These shifts are hard work. Anyone who has held a server job knows running food and clearing tables can get tiring. Julie guesses each of her volunteers walks 2.5 miles per day just from bustling around the restaurant. But Julie says her volunteers keep coming back because they can see how they add value to the nonprofit and can interact with people who benefit from their efforts.
“There are plenty of volunteer opportunities that are easier,” Julie says. “They are able to see firsthand who they are helping and speak to them on a one-on-one basis. That goes a long way.”
Other than volunteers, the nonprofit runs just like every other Near Southside eatery. Taste doesn’t take food donations. They present picturesque plates. And they are successful when they have repeat customers who want to come back and try new things on the menu.
“Having other restaurants nearby helps us,” Julie explains. “I think it’s similar to how restaurants around Southlake help each other. You decide on the destination area and then see exactly you want to eat.”

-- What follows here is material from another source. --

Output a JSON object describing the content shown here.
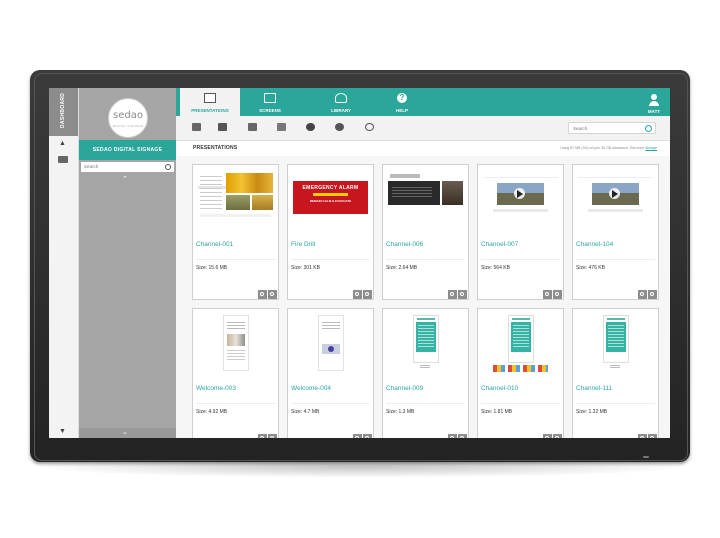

Julie knows the area’s strong communal energy makes Taste Community Restaurant possible – whether it be through their regular volunteers or diners.
“We love the people of Near Southside,” Julie says. “Almost all of our volunteers are the folks living in the area, but we welcome volunteers from all over the Metroplex.”
While the restaurant still hopes to rise closer to that 80/20 ratio as they build up their brand, the concept is gaining traction that’s giving room for more nonprofit restaurants to open up across the country.
And the Williams family is at the forefront of that grassroots movement. Julie recently joined the One World Everybody Eats board and Jeff works closely with the nonprofit to mentor other proposed cafes across the U.S.
Reflecting on what the past year of business – and the five years it took to create Taste Community Restaurant, Jeff knows he is making an impact. He just thinks about how a restaurant like this would have benefited his own family.
“I always look back at how I wish a place like this would have been there for my parents,” Jeff says. “I get that warm and fuzzy feeling that we are able to be there for people like that. I would say it feels pretty amazing.”
Taste Community Restaurant is the local resource for those in need and those who want to give back while eating out. To get a feel for that spirit, consider the Fort Worth location for your next weekend adventure. It’s an easy way to still take a moment and spend time with loved ones while also giving back to local families fighting against hunger.
For more ways to make a difference, check out our guide to giving through Taste Community Restaurant.